“I haven’t seen him again,” Molly said. She wasn’t wearing clothes and she was slightly creased from the sheets. She shivered, got up, and put a red terry-cloth robe on. “He stopped coming. Just stopped. I never did find out who he was. Did you make coffee?”
“I put it on before I left the house.” Fred’s instincts were rippling with alarm. Those tracks proved this house, like any other, a trap.
“What’s the matter?” Molly asked, catching Fred’s concern. “Nothing, maybe,” Fred said. “Footprints outside in the snow reminded me of what you said that evening in the yard, with the wasps.”
They went downstairs and sat in the kitchen. Molly hadn’t seen the old man since September, before Fred had gone to Europe.
Fred made her describe him. He was sixty-five or seventy, she said. Maybe older. He was thin. He bent when he stood. No, he looked vigorous; the only thing about him that was sick was the way he acted. He looked frayed, but he wasn’t a derelict. It was more as if he had no one to care about him, to tell him he’d left a big patch of shaving soap on his face.
“Snow!” Terry yelled, coming into the kitchen in her Red Sox pajamas, top and bottoms worn backward, with her thin brown hair in a tangle. “No school, right?”
“Wrong, Monster,” Molly told her. “Dream on.”
“It could snow more,” she protested, looking out the window at a sky rapidly clearing to a blue that would melt the snow within the hour.
Molly sent her to get dressed, and to bounce on her older brother Sam until he acknowledged the new day.
“Don’t get me worried,” Molly said. “OK?”
“The tracks looked as if a man was there for a while, watching the house,” Fred said. “During the night or very early morning.” He didn’t add, and this is the first time I could know about it, on account of the snow.
They got the kids off to their buses, and Molly left for the library.

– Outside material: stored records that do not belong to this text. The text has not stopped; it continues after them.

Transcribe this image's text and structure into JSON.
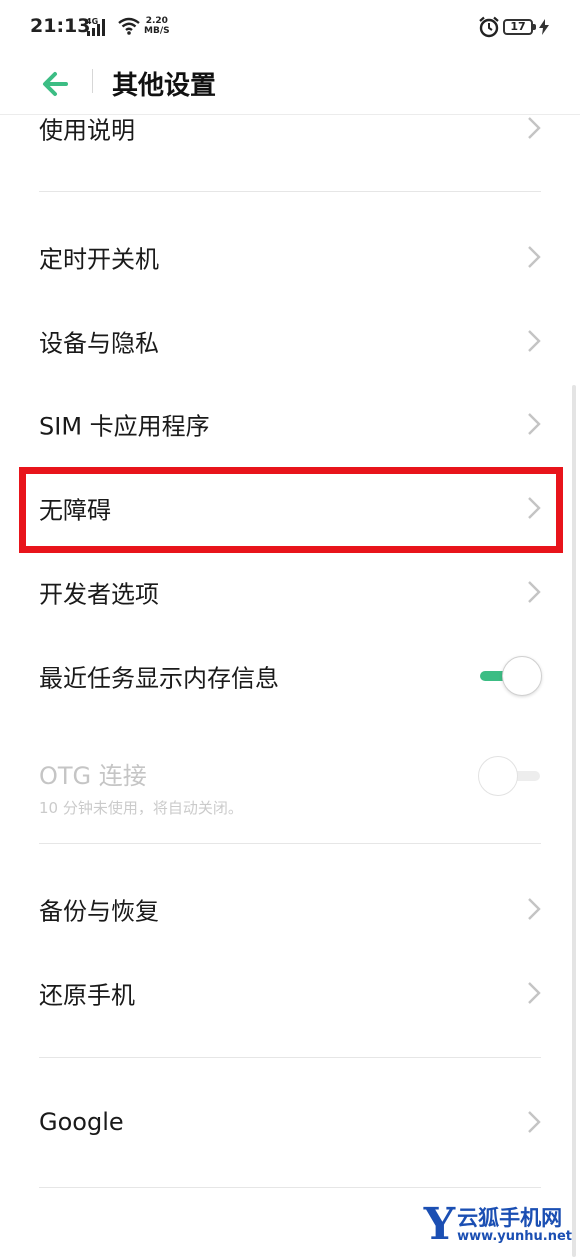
{
  "status_bar": {
    "time": "21:13",
    "network": "4G",
    "speed_value": "2.20",
    "speed_unit": "MB/S",
    "battery": "17"
  },
  "header": {
    "title": "其他设置"
  },
  "items": {
    "instructions": "使用说明",
    "scheduled_power": "定时开关机",
    "device_privacy": "设备与隐私",
    "sim_apps": "SIM 卡应用程序",
    "accessibility": "无障碍",
    "developer_options": "开发者选项",
    "recent_tasks_memory": "最近任务显示内存信息",
    "otg": "OTG 连接",
    "otg_sub": "10 分钟未使用，将自动关闭。",
    "backup_restore": "备份与恢复",
    "reset_phone": "还原手机",
    "google": "Google"
  },
  "toggles": {
    "recent_tasks_memory": true,
    "otg": false
  },
  "colors": {
    "accent": "#3cbd84",
    "highlight": "#e8141b"
  },
  "watermark": {
    "logo_letter": "Y",
    "name": "云狐手机网",
    "url": "www.yunhu.net"
  }
}
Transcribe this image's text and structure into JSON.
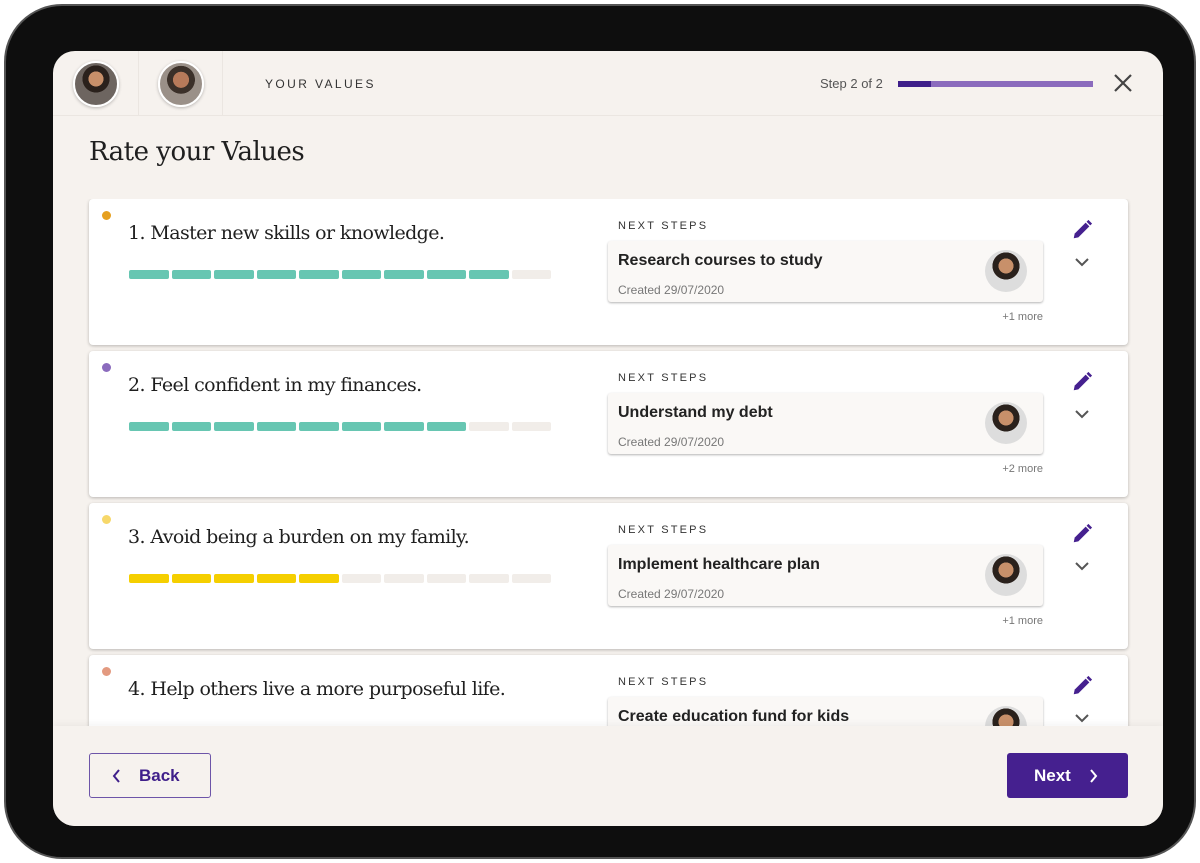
{
  "header": {
    "section_label": "YOUR VALUES",
    "step_text": "Step 2 of 2",
    "step_progress": 0.17,
    "avatars": [
      "user-avatar-1",
      "user-avatar-2"
    ]
  },
  "page_title": "Rate your Values",
  "colors": {
    "accent": "#45208f",
    "progress_dark": "#3f1f8a",
    "progress_light": "#8b6bbd",
    "rating_teal": "#67c6b2",
    "rating_yellow": "#f5cf00",
    "segment_empty": "#f1ede9"
  },
  "next_steps_label": "NEXT STEPS",
  "values": [
    {
      "title": "1. Master new skills or knowledge.",
      "dot_color": "#e6a01f",
      "rating": 9,
      "max": 10,
      "bar_color": "#67c6b2",
      "next_step": "Research courses to study",
      "created": "Created 29/07/2020",
      "more": "+1 more"
    },
    {
      "title": "2. Feel confident in my finances.",
      "dot_color": "#8b6bbd",
      "rating": 8,
      "max": 10,
      "bar_color": "#67c6b2",
      "next_step": "Understand my debt",
      "created": "Created 29/07/2020",
      "more": "+2 more"
    },
    {
      "title": "3. Avoid being a burden on my family.",
      "dot_color": "#f7d86a",
      "rating": 5,
      "max": 10,
      "bar_color": "#f5cf00",
      "next_step": "Implement healthcare plan",
      "created": "Created 29/07/2020",
      "more": "+1 more"
    },
    {
      "title": "4. Help others live a more purposeful life.",
      "dot_color": "#e39a80",
      "rating": null,
      "max": 10,
      "bar_color": "#67c6b2",
      "next_step": "Create education fund for kids",
      "created": "",
      "more": ""
    }
  ],
  "footer": {
    "back_label": "Back",
    "next_label": "Next"
  }
}
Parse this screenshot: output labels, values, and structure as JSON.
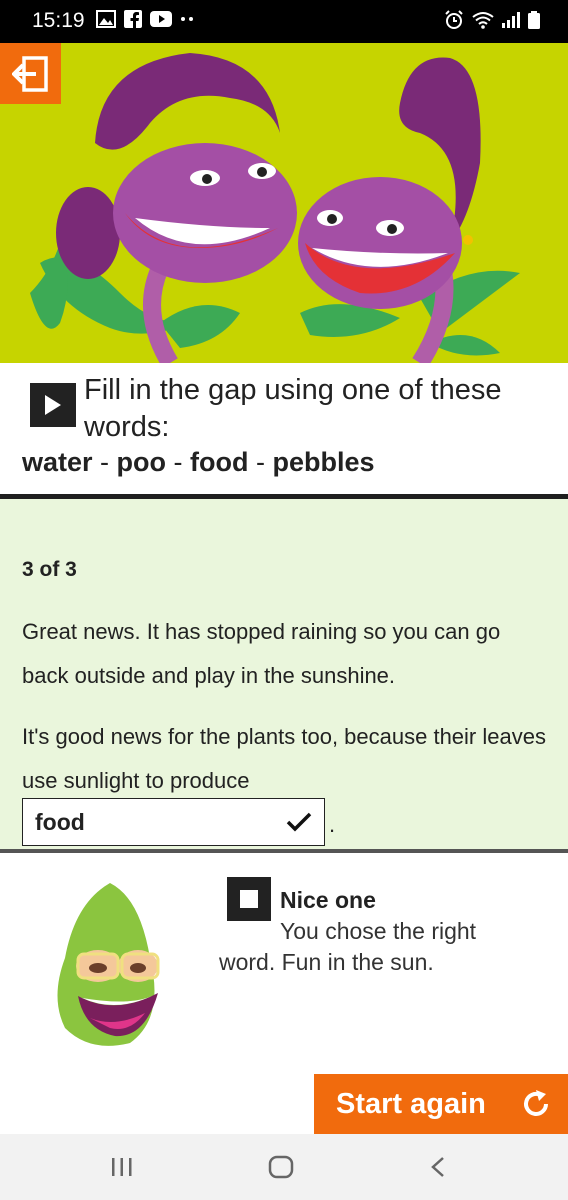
{
  "status_bar": {
    "time": "15:19",
    "left_icons": [
      "image-icon",
      "facebook-icon",
      "youtube-icon",
      "more-dots-icon"
    ],
    "right_icons": [
      "alarm-icon",
      "wifi-icon",
      "signal-icon",
      "battery-icon"
    ]
  },
  "header": {
    "back_icon": "exit-arrow-icon",
    "accent_color": "#f16b0d",
    "hero_bg": "#c6d400"
  },
  "instruction": {
    "text": "Fill in the gap using one of these words:",
    "words": [
      "water",
      "poo",
      "food",
      "pebbles"
    ],
    "separator": " - "
  },
  "question": {
    "progress": "3 of 3",
    "para1": "Great news. It has stopped raining so you can go back outside and play in the sunshine.",
    "para2": "It's good news for the plants too, because their leaves use sunlight to produce",
    "answer": "food",
    "after_gap": "."
  },
  "feedback": {
    "title": "Nice one",
    "body": "You chose the right word. Fun in the sun."
  },
  "actions": {
    "start_again": "Start again"
  },
  "colors": {
    "question_bg": "#eaf6dc",
    "dark": "#222222"
  }
}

Her shift had gone to a regular nine-to-five, weekdays, which was better for everyone. Molly was touched by Fred’s concern, but not interested. She’d had a look at the marks in the snow, but really, Fred, there are plenty of marks in the snow.
Fred called Clayton Reed’s place, on Mountjoy Street on Beacon Hill, and told him, “Don’t expect me.” They didn’t have anything special stirring right now, and what there was could wait. The two of them, in fact, were getting on each other’s nerves, because they hadn’t a current project to work on, and idle hands, as Molly’s mother frequently remarked, are the devil’s toothpick.
Fred waited until midmorning, then drove into Cambridge and parked on Broadway, in a spot from which he could see the library’s front entrance. He walked past the desk into the bright and almost vacant reading room and found Molly at her post at the reference desk.
“Is he here today?”
“Who? Oh, him. I told you, not for months,” Molly said, touched and irritated with him. “And, Fred, don’t circle the wagons around me, all right? I can’t see the landscape. Or the enemy.”
Fred went outside and sat in the car, waiting, watching the entrance. The snow ran away into the gutters. The sun shone.
In the evening, and until they went to bed, Fred looked out the front windows from time to time. After that it was harder, because Molly’s bedroom was in the back of the house, overlooking the backyard, with its now-dormant wasps and lilacs hunkered down waiting for spring. The kids had their bedrooms in the front and he would disturb Terry or Sam by going in after they were supposed to be asleep.
Fred made himself wake up at three-thirty, roamed through the dark house, and looked out the windows of the living room. The street was dark and empty. He went out to the sidewalk and looked up and down the quiet, mildly prosperous street of single-family houses with small yards showing black grass and shaped bushes.